Your instructions
Only the pictures are dropped; the lines of the material that follow are returned exactly.

Raw data
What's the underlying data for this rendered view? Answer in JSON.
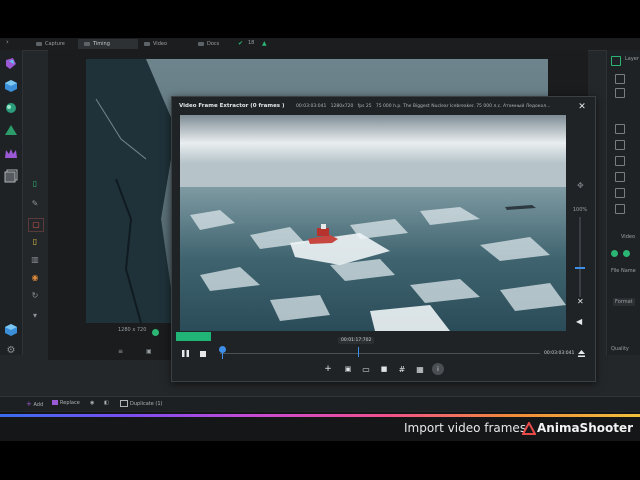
{
  "top_tabs": [
    "Capture",
    "Timing",
    "Video",
    "Docs"
  ],
  "top_badge": "18",
  "frame_extractor": {
    "title": "Video Frame Extractor (0 frames )",
    "timecode": "00:03:03:041",
    "resolution": "1280x720",
    "fps": "fps 25",
    "source_title": "75 000 h.p. The Biggest Nuclear Icebreaker. 75 000 л.с. Атомный Ледокол...",
    "current_time": "00:01:17:702",
    "end_time": "00:03:03:041",
    "zoom": "100%"
  },
  "background_info": "1280 x 720",
  "bottom_toolbar": {
    "add_label": "Add",
    "replace_label": "Replace",
    "duplicate_label": "Duplicate (1)"
  },
  "right_panel": {
    "layers_label": "Layer",
    "video_label": "Video",
    "file_name_label": "File Name",
    "format_label": "Format",
    "quality_label": "Quality"
  },
  "footer": {
    "caption": "Import video frames",
    "brand": "AnimaShooter"
  },
  "colors": {
    "accent": "#3d8ee6",
    "green": "#20b477",
    "dark_bg": "#24272a"
  }
}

Output of the exercise
What's the underlying data for this rendered view? Answer in JSON.
{
  "top_tabs": [
    "Capture",
    "Timing",
    "Video",
    "Docs"
  ],
  "top_badge": "18",
  "frame_extractor": {
    "title": "Video Frame Extractor (0 frames )",
    "timecode": "00:03:03:041",
    "resolution": "1280x720",
    "fps": "fps 25",
    "source_title": "75 000 h.p. The Biggest Nuclear Icebreaker. 75 000 л.с. Атомный Ледокол...",
    "current_time": "00:01:17:702",
    "end_time": "00:03:03:041",
    "zoom": "100%"
  },
  "background_info": "1280 x 720",
  "bottom_toolbar": {
    "add_label": "Add",
    "replace_label": "Replace",
    "duplicate_label": "Duplicate (1)"
  },
  "right_panel": {
    "layers_label": "Layer",
    "video_label": "Video",
    "file_name_label": "File Name",
    "format_label": "Format",
    "quality_label": "Quality"
  },
  "footer": {
    "caption": "Import video frames",
    "brand": "AnimaShooter"
  },
  "colors": {
    "accent": "#3d8ee6",
    "green": "#20b477",
    "dark_bg": "#24272a"
  }
}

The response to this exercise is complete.